● Supplied material:
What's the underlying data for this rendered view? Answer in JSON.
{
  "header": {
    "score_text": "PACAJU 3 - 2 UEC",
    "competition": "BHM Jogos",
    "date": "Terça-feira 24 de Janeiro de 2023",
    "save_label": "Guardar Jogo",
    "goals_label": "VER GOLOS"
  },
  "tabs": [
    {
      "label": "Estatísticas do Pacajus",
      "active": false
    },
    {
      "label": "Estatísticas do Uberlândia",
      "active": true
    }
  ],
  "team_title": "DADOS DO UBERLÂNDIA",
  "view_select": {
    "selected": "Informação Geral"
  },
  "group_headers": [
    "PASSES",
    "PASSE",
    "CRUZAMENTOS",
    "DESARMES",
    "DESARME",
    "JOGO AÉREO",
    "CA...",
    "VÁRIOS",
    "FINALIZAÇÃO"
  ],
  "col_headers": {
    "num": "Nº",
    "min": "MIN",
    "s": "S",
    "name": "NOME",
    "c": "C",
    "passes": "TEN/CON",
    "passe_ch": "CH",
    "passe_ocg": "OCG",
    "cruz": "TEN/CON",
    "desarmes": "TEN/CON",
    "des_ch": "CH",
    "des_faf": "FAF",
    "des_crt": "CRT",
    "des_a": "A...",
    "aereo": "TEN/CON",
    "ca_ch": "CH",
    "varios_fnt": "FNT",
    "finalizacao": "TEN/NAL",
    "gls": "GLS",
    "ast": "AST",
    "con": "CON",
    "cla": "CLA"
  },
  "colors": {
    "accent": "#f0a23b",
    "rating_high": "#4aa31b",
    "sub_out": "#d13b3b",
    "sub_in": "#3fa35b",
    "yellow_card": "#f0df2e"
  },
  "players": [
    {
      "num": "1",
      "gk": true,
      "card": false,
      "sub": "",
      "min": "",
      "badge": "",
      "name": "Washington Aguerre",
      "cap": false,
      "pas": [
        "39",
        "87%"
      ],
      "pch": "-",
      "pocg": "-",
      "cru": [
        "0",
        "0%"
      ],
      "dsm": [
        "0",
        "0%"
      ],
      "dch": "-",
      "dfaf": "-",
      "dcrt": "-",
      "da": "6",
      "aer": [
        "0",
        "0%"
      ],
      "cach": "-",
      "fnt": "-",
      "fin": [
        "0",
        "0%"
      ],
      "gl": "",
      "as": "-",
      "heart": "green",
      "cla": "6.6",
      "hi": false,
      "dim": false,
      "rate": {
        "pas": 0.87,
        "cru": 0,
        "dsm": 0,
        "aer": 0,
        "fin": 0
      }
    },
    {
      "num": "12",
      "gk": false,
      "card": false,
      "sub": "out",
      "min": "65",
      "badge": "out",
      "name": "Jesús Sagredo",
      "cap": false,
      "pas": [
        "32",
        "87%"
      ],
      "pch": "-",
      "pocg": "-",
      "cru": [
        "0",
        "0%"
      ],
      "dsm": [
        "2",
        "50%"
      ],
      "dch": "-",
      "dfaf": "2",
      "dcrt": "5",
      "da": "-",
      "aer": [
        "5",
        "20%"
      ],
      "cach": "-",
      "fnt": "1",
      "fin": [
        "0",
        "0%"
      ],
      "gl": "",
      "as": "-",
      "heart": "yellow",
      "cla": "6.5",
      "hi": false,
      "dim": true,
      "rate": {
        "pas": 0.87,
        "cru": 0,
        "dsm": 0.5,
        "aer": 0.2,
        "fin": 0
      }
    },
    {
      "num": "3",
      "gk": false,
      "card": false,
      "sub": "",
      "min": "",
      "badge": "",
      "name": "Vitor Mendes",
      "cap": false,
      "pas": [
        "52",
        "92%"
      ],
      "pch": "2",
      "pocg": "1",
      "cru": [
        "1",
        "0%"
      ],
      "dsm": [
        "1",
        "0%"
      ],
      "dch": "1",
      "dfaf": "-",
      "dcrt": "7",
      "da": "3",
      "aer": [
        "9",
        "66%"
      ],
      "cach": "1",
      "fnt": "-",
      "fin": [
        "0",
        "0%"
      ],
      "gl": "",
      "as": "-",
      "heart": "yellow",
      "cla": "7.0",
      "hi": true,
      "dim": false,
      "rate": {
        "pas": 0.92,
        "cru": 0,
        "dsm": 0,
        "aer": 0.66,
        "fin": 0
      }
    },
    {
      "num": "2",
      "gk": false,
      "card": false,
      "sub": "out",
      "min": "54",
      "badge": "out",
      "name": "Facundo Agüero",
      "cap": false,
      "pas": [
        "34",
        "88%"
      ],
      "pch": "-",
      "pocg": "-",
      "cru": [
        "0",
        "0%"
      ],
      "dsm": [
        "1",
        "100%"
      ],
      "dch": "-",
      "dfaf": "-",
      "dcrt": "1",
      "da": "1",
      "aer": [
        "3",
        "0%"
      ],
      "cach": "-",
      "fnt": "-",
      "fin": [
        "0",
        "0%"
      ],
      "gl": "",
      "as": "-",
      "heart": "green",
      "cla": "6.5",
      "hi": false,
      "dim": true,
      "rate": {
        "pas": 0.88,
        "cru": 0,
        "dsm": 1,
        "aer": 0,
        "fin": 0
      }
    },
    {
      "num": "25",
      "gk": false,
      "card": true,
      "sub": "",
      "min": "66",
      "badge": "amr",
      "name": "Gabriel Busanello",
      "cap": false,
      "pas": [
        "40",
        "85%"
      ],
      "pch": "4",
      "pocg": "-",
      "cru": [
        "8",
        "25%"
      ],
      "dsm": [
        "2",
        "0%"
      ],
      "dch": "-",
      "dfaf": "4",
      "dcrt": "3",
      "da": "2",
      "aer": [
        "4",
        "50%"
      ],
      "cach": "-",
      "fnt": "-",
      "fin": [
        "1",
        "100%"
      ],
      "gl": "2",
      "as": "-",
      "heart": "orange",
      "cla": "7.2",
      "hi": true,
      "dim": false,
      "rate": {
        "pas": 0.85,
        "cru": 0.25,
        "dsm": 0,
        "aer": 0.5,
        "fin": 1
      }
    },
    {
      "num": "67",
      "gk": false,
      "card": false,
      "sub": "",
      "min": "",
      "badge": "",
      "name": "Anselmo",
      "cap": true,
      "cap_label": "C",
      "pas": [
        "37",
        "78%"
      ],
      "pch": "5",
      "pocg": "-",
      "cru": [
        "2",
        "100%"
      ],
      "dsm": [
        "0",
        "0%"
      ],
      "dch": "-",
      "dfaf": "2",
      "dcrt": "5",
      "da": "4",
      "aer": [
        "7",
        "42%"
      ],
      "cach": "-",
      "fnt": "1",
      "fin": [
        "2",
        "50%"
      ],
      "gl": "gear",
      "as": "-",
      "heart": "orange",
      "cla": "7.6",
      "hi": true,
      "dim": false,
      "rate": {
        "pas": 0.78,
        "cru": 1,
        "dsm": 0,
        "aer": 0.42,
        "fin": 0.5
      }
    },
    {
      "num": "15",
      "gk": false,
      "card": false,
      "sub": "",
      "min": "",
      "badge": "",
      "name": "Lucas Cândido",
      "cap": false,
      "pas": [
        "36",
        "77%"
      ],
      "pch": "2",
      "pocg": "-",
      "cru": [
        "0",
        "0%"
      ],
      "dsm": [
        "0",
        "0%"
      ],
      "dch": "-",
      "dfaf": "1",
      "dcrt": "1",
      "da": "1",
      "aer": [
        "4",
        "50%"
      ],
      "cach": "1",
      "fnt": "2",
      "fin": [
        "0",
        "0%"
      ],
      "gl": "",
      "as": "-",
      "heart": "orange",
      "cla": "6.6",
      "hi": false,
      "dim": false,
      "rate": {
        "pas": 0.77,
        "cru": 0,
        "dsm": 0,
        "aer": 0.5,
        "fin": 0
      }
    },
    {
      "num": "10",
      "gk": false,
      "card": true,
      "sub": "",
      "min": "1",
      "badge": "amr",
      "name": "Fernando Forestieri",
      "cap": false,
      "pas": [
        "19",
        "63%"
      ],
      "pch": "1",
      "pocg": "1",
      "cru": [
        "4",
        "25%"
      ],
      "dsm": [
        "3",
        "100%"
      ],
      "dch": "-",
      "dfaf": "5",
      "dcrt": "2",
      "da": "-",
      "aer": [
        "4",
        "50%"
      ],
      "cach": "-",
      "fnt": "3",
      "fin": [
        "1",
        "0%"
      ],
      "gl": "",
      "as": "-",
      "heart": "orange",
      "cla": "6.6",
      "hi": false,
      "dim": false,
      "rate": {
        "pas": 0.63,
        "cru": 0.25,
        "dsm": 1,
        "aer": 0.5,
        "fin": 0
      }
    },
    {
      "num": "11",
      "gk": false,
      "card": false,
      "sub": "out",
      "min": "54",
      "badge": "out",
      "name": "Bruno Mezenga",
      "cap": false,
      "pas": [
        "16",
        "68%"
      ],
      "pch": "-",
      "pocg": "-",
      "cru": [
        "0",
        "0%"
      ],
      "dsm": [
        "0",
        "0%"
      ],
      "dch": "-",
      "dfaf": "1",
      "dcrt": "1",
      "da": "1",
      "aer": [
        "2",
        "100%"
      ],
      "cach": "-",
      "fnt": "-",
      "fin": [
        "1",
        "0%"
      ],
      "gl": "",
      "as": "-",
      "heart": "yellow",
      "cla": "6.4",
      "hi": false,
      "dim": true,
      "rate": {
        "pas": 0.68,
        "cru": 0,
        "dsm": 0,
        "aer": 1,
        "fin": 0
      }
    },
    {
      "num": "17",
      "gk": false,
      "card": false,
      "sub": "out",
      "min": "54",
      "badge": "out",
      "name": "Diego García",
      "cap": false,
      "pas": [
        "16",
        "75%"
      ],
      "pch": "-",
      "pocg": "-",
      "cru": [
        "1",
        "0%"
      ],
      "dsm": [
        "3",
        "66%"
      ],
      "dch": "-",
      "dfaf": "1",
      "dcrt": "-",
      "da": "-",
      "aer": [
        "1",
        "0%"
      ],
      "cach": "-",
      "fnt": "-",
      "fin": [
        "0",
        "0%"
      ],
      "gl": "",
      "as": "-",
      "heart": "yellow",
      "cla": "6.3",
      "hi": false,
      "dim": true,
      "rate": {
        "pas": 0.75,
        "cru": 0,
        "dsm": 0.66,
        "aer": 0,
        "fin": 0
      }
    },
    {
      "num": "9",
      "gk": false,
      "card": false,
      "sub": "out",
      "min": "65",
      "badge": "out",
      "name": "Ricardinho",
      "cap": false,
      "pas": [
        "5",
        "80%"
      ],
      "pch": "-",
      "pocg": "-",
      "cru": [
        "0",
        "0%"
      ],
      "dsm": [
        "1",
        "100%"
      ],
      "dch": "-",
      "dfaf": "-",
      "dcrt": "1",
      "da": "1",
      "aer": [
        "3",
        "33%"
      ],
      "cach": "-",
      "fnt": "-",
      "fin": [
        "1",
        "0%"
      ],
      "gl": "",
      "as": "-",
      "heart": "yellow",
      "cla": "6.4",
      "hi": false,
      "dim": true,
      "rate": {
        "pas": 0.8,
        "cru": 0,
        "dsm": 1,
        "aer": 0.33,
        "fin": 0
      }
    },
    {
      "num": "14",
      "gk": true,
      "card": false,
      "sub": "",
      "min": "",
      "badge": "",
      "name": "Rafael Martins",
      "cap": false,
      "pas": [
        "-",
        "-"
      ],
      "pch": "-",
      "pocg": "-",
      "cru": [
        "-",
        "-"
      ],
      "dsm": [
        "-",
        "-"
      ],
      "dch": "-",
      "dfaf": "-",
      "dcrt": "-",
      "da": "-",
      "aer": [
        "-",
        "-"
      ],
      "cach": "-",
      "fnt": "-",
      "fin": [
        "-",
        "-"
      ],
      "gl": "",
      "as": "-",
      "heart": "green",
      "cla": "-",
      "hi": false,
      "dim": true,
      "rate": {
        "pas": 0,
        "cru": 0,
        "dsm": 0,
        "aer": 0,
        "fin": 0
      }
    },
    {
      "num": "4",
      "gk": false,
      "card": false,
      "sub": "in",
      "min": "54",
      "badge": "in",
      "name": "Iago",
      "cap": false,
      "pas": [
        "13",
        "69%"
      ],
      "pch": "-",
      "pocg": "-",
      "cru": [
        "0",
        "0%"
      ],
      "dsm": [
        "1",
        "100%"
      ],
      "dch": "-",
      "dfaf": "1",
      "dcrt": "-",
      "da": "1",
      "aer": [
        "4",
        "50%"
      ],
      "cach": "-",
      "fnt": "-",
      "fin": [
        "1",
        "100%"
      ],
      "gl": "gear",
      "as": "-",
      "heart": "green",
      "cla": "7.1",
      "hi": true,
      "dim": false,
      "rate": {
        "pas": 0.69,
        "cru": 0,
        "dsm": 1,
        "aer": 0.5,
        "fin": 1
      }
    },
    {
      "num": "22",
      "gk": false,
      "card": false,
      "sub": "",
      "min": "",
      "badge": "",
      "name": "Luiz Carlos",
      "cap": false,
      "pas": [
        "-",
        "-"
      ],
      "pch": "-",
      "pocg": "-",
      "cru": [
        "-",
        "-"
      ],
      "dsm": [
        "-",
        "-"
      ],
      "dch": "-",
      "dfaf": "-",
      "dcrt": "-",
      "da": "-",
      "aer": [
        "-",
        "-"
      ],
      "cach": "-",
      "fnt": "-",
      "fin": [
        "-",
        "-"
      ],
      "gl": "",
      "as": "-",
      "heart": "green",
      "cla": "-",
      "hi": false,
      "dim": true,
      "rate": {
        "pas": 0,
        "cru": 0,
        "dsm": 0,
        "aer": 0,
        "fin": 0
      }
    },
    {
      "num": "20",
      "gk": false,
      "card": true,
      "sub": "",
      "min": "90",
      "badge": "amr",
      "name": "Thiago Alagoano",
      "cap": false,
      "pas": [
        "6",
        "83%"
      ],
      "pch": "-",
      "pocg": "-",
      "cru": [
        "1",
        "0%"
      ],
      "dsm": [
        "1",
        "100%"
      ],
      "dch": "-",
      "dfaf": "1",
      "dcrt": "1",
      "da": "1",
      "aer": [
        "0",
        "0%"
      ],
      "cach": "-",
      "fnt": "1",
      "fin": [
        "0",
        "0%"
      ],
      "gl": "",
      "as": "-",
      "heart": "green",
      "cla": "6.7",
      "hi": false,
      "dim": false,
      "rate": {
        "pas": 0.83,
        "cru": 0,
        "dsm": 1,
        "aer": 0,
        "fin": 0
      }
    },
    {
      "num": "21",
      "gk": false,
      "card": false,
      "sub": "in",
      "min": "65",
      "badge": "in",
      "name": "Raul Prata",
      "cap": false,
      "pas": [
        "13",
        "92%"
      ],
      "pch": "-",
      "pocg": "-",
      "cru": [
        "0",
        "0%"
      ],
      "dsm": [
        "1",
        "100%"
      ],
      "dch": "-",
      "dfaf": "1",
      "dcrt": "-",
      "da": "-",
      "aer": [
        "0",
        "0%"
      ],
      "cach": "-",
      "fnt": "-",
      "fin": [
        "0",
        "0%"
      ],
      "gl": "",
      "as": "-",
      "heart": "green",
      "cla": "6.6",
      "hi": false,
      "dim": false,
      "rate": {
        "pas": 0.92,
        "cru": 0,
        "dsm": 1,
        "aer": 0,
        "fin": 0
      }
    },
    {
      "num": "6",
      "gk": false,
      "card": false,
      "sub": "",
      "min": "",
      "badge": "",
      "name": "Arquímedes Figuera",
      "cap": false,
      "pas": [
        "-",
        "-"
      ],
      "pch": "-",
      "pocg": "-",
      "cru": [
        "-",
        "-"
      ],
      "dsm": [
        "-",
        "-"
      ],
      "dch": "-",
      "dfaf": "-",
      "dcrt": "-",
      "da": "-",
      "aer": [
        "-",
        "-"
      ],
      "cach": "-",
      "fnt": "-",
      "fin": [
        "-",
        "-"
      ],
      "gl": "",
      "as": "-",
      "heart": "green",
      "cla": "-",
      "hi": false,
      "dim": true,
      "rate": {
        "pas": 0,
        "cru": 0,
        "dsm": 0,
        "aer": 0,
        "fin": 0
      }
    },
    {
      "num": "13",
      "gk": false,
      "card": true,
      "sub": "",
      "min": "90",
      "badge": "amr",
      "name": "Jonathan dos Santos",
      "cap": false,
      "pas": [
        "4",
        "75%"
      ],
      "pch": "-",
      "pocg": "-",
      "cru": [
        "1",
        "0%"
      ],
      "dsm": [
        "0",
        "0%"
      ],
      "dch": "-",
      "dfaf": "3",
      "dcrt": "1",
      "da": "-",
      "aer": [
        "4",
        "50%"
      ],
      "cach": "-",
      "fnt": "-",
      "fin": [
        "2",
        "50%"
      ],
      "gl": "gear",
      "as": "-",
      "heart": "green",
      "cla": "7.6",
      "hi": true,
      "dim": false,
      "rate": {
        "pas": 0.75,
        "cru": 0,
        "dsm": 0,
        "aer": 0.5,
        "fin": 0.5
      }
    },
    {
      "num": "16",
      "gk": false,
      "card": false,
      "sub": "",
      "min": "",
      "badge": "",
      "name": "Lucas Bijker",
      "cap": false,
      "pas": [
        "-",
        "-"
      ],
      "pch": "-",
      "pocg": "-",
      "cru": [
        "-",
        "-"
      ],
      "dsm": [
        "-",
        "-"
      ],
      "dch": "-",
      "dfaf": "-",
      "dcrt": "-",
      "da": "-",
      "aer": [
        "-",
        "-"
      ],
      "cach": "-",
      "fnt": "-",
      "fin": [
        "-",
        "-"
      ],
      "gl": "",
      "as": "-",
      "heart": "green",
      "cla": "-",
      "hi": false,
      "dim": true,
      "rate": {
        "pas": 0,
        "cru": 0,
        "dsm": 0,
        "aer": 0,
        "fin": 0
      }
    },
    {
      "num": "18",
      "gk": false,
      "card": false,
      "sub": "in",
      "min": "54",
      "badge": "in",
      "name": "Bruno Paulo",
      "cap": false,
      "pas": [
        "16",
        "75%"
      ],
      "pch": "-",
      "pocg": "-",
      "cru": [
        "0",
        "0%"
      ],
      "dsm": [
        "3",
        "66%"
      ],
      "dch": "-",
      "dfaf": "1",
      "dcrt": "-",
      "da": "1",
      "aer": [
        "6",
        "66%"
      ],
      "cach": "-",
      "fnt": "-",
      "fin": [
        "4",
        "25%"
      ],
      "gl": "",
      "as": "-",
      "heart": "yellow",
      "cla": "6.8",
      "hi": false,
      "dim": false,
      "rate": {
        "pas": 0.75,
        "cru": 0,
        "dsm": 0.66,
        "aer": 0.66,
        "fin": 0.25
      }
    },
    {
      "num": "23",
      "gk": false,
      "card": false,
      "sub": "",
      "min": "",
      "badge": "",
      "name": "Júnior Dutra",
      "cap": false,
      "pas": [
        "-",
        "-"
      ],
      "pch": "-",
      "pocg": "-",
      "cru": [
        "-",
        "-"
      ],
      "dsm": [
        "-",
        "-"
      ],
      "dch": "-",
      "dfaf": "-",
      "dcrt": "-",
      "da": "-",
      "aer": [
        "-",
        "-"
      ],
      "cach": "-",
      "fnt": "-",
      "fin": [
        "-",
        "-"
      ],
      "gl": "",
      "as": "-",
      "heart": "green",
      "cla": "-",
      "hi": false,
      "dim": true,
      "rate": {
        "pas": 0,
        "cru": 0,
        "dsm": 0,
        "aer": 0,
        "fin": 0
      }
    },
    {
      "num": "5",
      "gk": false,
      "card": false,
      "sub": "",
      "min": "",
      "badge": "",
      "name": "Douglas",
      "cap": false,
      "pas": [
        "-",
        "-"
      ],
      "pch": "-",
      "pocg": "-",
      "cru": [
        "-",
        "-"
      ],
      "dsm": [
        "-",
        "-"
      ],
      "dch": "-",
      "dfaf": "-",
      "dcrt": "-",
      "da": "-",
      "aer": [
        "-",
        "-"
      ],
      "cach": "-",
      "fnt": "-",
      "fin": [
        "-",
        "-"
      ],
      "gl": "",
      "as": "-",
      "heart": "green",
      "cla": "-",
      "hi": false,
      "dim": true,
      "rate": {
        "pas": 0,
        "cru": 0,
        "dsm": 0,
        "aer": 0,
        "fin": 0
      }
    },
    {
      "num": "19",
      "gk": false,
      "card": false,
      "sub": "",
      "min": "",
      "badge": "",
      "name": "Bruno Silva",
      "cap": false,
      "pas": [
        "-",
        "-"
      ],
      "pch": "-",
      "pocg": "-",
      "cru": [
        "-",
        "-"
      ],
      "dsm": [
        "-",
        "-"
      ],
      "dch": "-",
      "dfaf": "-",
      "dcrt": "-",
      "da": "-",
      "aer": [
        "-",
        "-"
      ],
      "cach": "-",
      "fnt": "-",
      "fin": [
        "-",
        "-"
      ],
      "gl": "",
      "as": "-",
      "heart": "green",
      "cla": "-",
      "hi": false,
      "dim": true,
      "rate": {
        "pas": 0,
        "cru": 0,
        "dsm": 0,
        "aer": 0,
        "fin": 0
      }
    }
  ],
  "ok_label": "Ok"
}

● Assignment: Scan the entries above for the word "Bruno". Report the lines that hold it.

● Answer below:
      "name": "Bruno Mezenga",
      "name": "Bruno Paulo",
      "name": "Bruno Silva",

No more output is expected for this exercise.